►

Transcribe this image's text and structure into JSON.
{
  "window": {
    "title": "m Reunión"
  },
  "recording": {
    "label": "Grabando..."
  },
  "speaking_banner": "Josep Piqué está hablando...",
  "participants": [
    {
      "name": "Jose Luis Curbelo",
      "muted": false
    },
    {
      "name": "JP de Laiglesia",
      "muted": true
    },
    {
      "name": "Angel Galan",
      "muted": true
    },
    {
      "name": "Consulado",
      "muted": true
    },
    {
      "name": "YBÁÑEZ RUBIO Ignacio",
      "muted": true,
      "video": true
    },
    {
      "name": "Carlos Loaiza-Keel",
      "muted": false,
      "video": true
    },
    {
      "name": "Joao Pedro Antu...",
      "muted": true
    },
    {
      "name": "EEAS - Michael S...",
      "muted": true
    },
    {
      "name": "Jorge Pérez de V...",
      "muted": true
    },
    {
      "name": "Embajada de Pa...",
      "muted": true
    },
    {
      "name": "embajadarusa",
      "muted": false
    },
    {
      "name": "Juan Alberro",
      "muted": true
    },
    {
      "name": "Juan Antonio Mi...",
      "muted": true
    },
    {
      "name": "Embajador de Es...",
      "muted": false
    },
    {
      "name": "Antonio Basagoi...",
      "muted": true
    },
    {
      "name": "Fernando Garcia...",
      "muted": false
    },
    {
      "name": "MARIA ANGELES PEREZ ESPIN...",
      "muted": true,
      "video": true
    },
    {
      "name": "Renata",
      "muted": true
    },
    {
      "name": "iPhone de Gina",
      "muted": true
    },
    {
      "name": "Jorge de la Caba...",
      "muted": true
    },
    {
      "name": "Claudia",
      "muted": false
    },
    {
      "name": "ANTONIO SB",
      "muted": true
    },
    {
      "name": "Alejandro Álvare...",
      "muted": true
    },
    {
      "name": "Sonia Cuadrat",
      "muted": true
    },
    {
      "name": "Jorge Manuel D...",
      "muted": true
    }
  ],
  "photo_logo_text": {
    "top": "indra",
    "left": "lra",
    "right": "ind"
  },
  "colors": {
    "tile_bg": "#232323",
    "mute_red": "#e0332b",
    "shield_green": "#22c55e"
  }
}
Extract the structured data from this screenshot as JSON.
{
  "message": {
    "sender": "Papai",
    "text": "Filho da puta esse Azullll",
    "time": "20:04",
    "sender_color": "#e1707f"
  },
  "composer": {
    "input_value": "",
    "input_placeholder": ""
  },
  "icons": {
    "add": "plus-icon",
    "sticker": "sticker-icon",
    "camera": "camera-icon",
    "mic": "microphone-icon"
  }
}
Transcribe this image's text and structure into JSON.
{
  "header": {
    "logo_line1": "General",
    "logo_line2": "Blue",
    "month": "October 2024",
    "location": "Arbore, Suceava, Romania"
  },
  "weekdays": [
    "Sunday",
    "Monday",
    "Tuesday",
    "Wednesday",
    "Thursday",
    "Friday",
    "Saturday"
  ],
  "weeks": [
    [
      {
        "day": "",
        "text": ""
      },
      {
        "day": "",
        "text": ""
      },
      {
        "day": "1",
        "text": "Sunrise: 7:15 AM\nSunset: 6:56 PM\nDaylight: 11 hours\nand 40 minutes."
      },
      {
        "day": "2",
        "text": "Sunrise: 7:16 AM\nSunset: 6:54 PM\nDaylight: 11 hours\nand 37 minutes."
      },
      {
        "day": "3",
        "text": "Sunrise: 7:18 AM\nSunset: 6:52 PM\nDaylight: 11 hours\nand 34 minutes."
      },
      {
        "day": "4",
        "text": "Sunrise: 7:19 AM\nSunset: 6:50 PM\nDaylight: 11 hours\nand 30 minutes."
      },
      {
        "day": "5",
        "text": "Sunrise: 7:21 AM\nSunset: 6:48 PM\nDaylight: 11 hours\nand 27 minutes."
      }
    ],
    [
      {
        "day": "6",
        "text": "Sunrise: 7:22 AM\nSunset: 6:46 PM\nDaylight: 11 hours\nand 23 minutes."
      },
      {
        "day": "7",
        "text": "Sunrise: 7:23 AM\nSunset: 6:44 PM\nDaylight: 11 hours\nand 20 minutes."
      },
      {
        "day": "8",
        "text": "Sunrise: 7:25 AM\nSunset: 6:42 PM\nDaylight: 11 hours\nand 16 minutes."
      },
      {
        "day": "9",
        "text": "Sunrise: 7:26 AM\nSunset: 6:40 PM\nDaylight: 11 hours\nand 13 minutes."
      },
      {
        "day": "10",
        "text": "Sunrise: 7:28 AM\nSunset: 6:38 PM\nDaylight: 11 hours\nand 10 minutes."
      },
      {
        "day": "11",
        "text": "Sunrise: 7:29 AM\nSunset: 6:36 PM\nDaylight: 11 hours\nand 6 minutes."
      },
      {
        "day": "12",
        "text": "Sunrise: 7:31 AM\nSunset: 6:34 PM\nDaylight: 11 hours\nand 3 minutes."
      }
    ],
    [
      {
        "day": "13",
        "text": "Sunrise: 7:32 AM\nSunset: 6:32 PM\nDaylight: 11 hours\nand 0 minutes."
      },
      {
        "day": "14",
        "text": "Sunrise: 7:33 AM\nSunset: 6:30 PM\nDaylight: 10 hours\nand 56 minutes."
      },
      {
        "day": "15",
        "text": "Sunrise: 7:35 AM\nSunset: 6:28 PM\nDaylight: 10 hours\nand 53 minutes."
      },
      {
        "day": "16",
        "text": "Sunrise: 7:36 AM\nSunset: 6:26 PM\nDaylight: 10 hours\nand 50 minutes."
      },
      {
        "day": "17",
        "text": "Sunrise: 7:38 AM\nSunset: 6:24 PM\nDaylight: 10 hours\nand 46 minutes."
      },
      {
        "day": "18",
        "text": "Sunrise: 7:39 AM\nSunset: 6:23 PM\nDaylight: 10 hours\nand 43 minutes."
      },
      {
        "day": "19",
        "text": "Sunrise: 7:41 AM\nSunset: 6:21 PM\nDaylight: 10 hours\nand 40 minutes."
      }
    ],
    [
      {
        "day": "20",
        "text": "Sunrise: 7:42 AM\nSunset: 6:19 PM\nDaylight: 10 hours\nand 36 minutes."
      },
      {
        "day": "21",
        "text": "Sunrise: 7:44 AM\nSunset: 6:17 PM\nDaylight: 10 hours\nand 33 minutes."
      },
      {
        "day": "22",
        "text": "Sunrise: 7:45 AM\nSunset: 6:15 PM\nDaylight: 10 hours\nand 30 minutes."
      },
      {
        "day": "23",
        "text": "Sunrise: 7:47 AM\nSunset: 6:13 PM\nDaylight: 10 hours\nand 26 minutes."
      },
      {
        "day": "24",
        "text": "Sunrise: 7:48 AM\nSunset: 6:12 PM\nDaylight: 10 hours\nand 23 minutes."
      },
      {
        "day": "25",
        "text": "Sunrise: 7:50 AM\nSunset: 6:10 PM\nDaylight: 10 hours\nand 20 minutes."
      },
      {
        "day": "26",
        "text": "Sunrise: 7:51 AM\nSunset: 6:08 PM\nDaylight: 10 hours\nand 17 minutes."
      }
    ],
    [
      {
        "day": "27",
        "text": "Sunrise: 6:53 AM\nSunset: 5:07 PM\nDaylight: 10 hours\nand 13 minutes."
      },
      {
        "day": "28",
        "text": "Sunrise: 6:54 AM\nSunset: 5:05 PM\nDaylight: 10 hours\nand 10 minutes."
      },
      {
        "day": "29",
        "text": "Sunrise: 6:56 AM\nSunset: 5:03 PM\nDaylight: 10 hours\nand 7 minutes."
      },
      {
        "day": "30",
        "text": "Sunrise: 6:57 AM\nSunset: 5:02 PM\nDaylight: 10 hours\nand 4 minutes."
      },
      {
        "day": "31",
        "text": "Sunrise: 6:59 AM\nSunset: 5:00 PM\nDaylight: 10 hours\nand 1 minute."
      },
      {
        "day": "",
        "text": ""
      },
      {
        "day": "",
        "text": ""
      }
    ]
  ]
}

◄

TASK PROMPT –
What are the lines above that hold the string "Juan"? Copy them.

WRITTEN RESPONSE –
      "name": "Juan Alberro",
      "name": "Juan Antonio Mi...",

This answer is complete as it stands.